* [Try it]:
Pull each line holding the word "content" from the data.

* [Data for this exercise]:
>>>>

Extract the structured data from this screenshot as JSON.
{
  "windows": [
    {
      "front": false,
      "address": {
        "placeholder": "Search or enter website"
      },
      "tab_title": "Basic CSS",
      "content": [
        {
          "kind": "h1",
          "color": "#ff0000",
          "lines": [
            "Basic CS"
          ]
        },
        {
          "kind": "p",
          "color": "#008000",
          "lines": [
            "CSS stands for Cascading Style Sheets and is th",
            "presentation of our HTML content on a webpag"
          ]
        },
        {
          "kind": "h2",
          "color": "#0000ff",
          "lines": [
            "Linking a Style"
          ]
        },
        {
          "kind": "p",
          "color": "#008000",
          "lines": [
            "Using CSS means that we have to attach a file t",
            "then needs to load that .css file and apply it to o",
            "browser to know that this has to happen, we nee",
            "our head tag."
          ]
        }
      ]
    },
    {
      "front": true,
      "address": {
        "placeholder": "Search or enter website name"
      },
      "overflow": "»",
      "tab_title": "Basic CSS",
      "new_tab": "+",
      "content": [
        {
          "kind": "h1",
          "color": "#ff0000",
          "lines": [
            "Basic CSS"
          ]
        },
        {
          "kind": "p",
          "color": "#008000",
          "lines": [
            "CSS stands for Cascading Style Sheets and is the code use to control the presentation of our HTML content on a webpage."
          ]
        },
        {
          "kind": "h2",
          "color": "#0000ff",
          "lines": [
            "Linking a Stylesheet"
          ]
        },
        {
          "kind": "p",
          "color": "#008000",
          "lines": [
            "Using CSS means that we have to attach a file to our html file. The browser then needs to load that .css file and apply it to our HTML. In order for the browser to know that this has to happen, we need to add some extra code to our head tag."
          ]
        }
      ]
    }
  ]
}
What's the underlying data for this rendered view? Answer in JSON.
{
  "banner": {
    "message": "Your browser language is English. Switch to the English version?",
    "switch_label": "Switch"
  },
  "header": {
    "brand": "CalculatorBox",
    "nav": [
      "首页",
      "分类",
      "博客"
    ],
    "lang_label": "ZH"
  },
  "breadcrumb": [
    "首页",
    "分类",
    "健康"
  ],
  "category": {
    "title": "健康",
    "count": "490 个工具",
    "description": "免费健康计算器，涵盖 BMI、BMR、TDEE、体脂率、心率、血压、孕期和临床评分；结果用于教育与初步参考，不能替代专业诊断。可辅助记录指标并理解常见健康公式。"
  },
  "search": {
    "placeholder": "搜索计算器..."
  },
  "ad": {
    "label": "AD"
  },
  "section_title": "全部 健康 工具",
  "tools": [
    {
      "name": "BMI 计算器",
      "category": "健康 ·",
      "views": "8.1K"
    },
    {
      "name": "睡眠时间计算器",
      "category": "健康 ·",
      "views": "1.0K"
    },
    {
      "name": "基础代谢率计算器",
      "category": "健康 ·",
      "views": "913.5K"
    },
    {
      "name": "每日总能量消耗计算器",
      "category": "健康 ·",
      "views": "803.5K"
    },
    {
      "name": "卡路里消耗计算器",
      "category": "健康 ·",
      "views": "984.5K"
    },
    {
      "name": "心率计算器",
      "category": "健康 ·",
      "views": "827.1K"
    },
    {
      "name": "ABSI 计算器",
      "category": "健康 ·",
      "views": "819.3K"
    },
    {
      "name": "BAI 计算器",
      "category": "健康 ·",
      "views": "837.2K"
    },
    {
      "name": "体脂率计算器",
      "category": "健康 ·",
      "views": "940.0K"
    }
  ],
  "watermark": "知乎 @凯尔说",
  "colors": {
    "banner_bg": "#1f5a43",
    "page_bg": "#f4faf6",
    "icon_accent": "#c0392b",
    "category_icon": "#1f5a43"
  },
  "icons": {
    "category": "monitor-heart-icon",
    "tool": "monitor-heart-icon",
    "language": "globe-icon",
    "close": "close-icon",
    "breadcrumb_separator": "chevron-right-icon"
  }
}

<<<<

* [Answer for the task]:
      "content": [
            "presentation of our HTML content on a webpag"
      "content": [
            "CSS stands for Cascading Style Sheets and is the code use to control the presentation of our HTML content on a webpage."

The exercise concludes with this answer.